Lastly, workers must be sure to place equipment properly for greatest safety. Ladders must be secured at the foot and placed in a manner that doesn’t interfere with pedestrian or other traffic and elevated platforms must be used only on firm, level ground. We stated in the previous article that a ladder and a scaffold are known to be elevated platforms.

 Take Risks Into Consideration

Every work site presents different risks. When working at height, workers must take the specific risks of the site they are working on into consideration. Workers should ensure that they examine the site before work starts so that they can identify these risks and make plans to minimize risk. For example, workers may wear safety harnesses or use other safety equipment so as to reduce the risk of falling from the height. Till I come your way again, this is Goke (your safety guide) saying all the best.




Hello there, this is Goke (your Safety guide) once again. Today we will be discussing what is called ‘working at height’. Working at height is a high risk activity, whether at home, in the office or in the construction industry. It is usually reported of construction workers getting seriously injured due to falls from a ladder and some cases of fatality. Serious head injuries being sustained and broken bones are the frequent result of ladder mishaps.

The questions to ask are:                                                                                                                             1.What does it mean to ‘work at height’?  2. How high is a  height?                                                         3. From what height should a ladder or scaffold be used?

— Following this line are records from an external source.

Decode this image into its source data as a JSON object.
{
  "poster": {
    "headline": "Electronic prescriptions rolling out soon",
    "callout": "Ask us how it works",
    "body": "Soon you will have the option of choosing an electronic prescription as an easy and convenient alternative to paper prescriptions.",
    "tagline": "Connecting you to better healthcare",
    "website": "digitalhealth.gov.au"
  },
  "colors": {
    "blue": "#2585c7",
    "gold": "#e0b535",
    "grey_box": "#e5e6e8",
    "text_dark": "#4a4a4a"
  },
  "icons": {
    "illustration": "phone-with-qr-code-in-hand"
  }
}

In health and safety, a work or job task done at height is referred to as ‘work done in an elevated position’. In the ‘General Safety Regulation 6’ of Occupational Health and Safety Act(Act 85 of 1993), it stipulates that no person may work or be allowed to work in an elevated position (above ground level) unless such work is performed safely from a ladder or a scaffold or from a position where such person has been made as safe as if he or she were working from scaffold. This regulation applies from any work environment be it an office to more hazardous workplaces such as a construction site. We are going to focus on ladders as a temporary working platform. There are different types depending on the kind of work to be done. Examples include stepladders for industrial, commercial and household use. There are extension ladders, sectional ladders, single ladders and rolling ladders etc. Ladders can be made of wood, fiberglass or metal, and they may be portable or fixed .                                                                                                                                   Let us consider the factors that mainly contribute to Ladder accidents.                                               1. Faculty or poorly maintained ladder                                                                                                       2. Ladders not being correctly held, or safely secured.                                                                             3. Ladders are toppled by high winds.                                                                                                       4 Inadequate supervision.                                                                                                                           5. Workers not being properly trained or informed in the correct use of ladders.                                 6. Inadequate safe systems of work.                                                                                                           7. Ladders are carelessly handled or improperly positioned near electrical lines.                                 8. Workers take unsafe positions on ladders (such as leaning out too far).                                             9. Incorrect placement, poor footing or at improper angles cause ladders to slide.                           10. Workers fail to grip ladders adequately when climbing up or down.

In our next discussion, we will be looking at the Legal prescriptions that pertains to ladders( General Safety Regulations).  Till I come your way again, this is Goke (your safety guide) wishing you a fruitful day.